A team of researchers, including an Indian-origin scientist, has identified key inflammatory mechanisms underlying Type 1 diabetes and obesity-related kidney dysfunction.
New York: A team of researchers, including an Indian-origin scientist, has identified key inflammatory mechanisms underlying Type 1 diabetes and obesity-related kidney dysfunction.
Diabetic kidney disease is the leading cause of end-stage kidney disease and is a major risk factor for cardiovascular disease.
The findings showed that an increase in amounts of Sphingomyelin -- a type of fatty acid commonly found in cell membranes and nervous tissue -- has the potential to trigger the inflammatory mechanisms that can damage functioning of kidneys.
Sphingomyelin has been known to drive an increase in the ratio of adenosine triphosphate (ATP) and adenosine monophosphate (AMP) -- molecules involved in intracellular energy transfer in kidneys -- in glomerular cells of the kidney in mice with diabetes, obesity or both.
Diabetes and obesity leads to an increase in the ATP levels and decreases the AMP levels, disrupting the balance leading to the dysfunctioning of the kidneys.

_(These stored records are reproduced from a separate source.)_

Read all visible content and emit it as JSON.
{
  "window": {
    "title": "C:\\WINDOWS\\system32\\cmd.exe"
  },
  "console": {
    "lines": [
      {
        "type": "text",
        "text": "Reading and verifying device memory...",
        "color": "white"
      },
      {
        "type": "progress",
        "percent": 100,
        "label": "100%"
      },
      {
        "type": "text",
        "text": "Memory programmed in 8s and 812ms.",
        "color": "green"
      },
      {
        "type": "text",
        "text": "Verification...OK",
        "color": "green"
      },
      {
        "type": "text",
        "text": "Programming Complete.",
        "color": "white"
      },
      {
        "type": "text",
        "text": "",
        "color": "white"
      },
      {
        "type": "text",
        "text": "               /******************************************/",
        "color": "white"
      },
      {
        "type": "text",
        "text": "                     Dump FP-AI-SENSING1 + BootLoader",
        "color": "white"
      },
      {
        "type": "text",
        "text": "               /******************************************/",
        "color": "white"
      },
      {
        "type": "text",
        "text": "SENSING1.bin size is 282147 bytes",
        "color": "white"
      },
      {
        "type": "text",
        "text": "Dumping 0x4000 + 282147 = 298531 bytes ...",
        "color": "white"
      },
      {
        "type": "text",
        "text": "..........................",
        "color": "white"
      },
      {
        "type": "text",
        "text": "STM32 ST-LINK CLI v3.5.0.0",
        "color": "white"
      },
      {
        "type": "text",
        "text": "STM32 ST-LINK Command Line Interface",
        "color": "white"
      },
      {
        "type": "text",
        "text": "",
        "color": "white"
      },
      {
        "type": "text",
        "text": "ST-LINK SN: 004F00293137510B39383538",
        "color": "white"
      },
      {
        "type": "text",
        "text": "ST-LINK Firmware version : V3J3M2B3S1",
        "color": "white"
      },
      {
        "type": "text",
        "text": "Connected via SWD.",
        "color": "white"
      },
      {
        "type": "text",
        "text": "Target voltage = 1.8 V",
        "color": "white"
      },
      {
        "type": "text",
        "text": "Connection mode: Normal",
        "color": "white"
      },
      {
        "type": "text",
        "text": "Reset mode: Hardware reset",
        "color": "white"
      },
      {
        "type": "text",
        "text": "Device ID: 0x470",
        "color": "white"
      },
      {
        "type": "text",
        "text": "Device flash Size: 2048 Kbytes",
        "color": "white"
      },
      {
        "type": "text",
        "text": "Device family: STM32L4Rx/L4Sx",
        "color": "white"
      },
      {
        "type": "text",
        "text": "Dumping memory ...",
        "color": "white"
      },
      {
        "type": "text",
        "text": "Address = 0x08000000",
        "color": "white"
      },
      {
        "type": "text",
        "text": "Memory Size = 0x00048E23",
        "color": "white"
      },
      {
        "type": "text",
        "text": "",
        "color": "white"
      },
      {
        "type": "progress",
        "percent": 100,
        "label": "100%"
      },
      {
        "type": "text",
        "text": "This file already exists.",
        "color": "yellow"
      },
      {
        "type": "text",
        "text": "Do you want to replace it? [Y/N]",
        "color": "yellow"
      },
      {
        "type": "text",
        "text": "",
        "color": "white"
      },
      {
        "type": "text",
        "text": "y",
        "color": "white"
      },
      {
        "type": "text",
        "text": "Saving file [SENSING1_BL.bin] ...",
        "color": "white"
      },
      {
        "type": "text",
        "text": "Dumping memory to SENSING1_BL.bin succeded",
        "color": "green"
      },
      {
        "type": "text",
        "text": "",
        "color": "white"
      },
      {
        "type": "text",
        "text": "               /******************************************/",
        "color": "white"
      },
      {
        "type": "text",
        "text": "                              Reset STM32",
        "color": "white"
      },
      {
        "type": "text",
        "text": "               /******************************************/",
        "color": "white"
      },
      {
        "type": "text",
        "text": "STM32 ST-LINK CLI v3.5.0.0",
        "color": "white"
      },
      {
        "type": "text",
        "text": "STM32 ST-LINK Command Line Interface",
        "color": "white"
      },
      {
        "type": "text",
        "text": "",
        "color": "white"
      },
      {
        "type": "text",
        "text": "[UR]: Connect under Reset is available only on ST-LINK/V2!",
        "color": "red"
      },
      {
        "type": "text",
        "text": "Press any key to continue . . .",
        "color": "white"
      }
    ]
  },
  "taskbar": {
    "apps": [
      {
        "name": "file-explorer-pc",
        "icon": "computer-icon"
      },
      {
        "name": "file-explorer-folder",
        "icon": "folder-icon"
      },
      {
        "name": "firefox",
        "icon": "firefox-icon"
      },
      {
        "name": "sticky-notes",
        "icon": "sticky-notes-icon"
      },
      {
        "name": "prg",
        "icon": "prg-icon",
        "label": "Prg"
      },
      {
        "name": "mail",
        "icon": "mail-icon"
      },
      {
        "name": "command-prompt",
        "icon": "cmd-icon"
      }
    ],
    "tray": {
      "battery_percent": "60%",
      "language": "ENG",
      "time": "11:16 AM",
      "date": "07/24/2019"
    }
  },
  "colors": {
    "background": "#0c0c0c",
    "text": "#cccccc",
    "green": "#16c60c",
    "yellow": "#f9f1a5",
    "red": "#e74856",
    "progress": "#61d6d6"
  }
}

"We believe that sphingomyelin fuels increases in ATP and decreases in AMP that result in inflammation which leads to cell dysfunction, fibrosis and endothelial damage underlying diabetic kidney disease," said Sharma, professor at the University of California San Diego in the US.
The team analysed the kidneys of experimental mice with Type 1 diabetes and mice fed on a high-fat diet.
The results also showed that deficiency in the production of insulin in the body or the resistance to externally induced insulin leads to an increase in amounts of sphingomyelin.
"We found that insulin deficiency and insulin resistance, two hallmarks of diabetes, seem to be associated with increased sphingomyelin in the kidney, which trigger damaging inflammatory mechanisms," Sharma noted in the paper published online in the journal EbioMedicine.
The insights could have major impact on developing new biomarkers and novel therapeutics for diabetic and obesity-related kidney diseases.
"It may be possible to create new treatments by blocking ATP and the inflammatory pathways consequent to that or by developing ways to reduce the amount or activity of sphingomyelin in the kidney," Sharma concluded.